* **Task requirements**: How many lines in the records below contain "data"? Reply with the number alone.

BEGIN Material provided

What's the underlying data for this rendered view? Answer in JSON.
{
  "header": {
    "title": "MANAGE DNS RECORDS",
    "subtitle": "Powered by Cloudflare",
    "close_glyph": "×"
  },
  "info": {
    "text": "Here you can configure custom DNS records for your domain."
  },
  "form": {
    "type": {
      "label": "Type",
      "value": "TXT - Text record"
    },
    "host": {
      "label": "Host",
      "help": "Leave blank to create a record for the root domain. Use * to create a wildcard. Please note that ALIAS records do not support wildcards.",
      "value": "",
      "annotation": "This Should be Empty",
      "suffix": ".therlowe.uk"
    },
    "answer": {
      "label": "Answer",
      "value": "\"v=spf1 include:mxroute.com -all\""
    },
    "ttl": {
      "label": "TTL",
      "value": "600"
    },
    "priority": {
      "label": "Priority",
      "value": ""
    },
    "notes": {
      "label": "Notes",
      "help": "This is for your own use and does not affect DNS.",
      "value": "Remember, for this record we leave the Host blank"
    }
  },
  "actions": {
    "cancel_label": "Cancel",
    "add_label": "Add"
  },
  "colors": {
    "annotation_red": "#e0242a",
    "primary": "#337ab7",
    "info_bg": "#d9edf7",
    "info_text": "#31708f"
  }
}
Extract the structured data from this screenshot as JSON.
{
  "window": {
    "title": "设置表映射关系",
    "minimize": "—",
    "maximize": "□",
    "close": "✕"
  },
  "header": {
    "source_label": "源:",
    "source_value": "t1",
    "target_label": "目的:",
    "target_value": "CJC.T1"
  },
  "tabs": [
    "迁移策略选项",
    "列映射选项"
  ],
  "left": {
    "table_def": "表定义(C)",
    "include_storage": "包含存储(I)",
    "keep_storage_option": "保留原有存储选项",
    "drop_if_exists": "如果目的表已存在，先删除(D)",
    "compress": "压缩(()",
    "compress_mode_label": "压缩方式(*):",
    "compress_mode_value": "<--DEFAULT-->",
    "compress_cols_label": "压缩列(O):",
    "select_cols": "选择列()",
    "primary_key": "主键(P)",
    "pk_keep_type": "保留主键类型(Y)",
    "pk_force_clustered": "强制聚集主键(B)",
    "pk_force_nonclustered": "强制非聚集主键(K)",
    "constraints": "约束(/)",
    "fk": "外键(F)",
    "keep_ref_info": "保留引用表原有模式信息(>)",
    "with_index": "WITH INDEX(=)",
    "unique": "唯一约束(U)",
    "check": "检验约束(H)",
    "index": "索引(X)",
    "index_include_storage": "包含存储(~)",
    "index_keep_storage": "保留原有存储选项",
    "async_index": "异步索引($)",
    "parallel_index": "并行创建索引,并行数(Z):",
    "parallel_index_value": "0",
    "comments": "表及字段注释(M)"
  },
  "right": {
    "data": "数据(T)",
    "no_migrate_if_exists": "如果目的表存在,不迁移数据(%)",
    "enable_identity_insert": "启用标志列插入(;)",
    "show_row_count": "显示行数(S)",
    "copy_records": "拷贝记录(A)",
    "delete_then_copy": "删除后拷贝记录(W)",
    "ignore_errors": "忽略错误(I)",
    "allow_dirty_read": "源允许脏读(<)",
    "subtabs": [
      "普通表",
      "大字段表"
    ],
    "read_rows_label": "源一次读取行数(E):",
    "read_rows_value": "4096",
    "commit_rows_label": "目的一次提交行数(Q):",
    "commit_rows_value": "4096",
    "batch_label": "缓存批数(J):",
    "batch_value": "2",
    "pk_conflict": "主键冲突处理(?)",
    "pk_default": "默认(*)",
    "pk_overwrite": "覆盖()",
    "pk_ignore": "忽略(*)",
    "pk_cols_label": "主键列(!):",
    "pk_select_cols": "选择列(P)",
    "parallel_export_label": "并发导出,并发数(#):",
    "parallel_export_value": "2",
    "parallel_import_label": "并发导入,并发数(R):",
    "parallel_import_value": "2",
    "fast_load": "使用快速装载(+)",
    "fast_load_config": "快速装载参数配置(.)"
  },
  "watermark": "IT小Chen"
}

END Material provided

* **Answer space**: 3